News Views: Happy B-day

But the history of Maple Ridge was secondary to the ongoing teachers’ strike.

Some birthday celebration, Maple Ridge.

With Premier Christy Clark and Education Minister Peter Fassbender on hand to celebrate Maple Ridge officially becoming a city on Wednesday, teachers and parents charged the entrance to the ACT, holding strike signs and chanting “shame” and “arb-i-tra-tion.”

The premier beamed bravely while talking over the raucous teachers about the 140th anniversary of Maple Ridge forming on the McIver farm.

But the history of Maple Ridge was secondary to the ongoing teachers’ strike.

The premier addressed questions about binding arbitration and legislating teachers back to work, and even suggested that it would cost an extra five cents on every litre of gas to meet the teachers’ contract demands.

But Fassbender shot down the suggestion of a tax increase to meet a negotiated settlement with teachers, but it was an interesting thought, nonetheless.

As teachers continued to chant – “Families first” and “Recall Clark” – the premier slipped behind the curtain back of the podium upstairs at the ACT, avoiding the angry mob downstairs in the lobby.

With Maple Ridge’s birthday all but forgotten, the teachers were unrelenting: “Hey, ho, hey, ho, Christy Clark has got to go.”

They have a right to be angry. The province has twice ignored court decisions that sided with teachers on the key issue of negotiating class sizes and composition, and they haven’t been paid in more than two months. Yet the province is spending more taxpayer money on appealing the second court decision.

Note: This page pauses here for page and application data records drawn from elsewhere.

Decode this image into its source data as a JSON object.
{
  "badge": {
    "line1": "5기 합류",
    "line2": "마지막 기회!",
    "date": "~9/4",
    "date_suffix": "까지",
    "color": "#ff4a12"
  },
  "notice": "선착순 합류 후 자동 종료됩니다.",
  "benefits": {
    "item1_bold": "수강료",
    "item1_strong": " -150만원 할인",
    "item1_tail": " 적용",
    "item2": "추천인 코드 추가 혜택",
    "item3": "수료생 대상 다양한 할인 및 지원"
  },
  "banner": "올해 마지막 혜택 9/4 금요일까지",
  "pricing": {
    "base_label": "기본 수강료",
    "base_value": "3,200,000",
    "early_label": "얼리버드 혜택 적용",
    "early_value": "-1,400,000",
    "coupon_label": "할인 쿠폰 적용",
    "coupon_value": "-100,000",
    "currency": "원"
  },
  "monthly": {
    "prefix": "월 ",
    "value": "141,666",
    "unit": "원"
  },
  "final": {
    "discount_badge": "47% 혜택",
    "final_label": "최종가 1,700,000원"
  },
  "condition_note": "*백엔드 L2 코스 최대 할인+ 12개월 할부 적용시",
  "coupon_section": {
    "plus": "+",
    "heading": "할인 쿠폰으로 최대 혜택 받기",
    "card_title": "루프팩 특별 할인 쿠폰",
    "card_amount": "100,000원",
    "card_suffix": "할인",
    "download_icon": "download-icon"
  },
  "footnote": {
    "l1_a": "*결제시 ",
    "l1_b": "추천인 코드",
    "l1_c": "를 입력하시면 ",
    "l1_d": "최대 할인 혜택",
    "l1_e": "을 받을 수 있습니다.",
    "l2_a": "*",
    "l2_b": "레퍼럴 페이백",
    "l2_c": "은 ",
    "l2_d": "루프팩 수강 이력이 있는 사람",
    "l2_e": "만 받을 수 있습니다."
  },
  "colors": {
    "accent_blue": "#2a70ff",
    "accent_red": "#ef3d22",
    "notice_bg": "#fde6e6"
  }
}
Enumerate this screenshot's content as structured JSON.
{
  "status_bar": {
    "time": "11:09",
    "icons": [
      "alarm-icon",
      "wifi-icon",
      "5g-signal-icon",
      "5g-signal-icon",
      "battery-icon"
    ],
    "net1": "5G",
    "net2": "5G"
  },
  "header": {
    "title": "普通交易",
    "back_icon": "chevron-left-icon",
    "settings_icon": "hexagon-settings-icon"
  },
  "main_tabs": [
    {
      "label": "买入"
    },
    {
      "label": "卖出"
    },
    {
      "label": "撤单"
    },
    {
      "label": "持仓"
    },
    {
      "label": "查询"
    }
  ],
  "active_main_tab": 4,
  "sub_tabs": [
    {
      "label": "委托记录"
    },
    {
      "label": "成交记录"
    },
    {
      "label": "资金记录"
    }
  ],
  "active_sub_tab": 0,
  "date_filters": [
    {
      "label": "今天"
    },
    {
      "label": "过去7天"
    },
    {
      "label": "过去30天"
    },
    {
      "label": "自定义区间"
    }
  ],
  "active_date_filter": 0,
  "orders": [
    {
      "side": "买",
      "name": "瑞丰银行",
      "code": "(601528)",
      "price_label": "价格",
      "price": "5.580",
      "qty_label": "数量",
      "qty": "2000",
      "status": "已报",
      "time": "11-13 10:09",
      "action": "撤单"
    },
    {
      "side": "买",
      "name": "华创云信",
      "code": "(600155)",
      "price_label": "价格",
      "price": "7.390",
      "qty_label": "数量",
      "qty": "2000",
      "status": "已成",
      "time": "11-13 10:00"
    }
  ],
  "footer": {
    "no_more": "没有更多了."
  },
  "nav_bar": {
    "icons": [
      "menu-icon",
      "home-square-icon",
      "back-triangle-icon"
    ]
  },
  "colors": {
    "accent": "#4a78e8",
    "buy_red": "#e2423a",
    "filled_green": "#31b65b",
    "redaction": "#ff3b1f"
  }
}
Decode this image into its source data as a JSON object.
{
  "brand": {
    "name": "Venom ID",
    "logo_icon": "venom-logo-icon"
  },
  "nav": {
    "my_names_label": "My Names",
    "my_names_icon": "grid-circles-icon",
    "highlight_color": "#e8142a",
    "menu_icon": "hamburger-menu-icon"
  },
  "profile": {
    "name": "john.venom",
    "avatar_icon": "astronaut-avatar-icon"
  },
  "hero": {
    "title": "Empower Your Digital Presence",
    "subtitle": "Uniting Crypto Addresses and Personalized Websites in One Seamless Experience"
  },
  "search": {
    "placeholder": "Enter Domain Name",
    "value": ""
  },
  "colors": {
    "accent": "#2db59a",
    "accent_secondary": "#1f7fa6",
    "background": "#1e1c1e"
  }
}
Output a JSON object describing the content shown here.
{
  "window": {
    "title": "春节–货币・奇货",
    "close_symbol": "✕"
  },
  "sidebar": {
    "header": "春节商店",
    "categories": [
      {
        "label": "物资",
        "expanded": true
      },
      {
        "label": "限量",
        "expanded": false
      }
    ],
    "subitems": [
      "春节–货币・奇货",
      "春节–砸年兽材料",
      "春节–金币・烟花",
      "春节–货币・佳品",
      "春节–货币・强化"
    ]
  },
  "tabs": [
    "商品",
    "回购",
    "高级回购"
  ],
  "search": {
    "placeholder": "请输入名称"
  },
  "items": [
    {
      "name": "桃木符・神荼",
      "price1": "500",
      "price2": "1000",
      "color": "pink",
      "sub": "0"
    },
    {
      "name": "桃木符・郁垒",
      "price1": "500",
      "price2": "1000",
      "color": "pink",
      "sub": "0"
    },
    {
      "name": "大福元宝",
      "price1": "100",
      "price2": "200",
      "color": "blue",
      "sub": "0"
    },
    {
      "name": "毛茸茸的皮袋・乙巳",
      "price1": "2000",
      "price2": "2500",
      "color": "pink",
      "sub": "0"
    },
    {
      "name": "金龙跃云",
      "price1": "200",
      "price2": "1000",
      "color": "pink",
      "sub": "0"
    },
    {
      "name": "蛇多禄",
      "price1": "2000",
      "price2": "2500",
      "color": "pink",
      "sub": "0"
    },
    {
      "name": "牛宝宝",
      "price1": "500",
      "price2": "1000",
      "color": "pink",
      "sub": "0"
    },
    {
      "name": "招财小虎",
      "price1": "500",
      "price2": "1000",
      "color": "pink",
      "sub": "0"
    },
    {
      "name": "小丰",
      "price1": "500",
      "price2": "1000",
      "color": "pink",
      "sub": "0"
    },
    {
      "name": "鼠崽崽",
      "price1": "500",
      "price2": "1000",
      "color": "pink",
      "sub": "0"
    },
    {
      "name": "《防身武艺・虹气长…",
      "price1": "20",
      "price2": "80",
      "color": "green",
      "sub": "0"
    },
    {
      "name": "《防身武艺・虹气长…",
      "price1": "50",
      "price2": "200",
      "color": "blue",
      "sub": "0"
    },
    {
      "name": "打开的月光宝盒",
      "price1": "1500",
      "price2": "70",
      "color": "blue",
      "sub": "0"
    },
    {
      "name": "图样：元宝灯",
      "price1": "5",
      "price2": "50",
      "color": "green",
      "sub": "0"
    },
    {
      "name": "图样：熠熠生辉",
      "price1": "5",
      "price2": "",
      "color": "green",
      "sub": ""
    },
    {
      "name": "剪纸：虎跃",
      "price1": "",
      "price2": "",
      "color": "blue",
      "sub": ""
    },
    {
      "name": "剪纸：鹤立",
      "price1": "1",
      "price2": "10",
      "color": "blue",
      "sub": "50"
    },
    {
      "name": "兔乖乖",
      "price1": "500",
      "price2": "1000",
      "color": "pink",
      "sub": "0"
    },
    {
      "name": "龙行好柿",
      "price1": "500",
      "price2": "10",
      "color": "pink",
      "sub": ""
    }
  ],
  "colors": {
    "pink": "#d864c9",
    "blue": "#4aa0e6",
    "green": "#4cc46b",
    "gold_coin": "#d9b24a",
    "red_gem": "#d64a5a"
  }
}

The Liberal government seems to find money for projects it supports, like renovations to B.C. Place, but can’t afford to invest more in the education of the province’s students.

Some things never change.

The first school in Maple Ridge opened in 1876.

James Sinclair was the first teacher at that school, Maple Ridge primary, at the foot of Laity Street, by the Fraser River.

The first class had eight students.

Mr. Sinclair had to row across the river to get some of them to school each day so he could have enough to justify his salary, which was about 25 cents a week.

So the province of British Columbia has never really respected teachers.

Happy birthday, Maple Ridge.

– Maple Ridge-Pitt Meadows News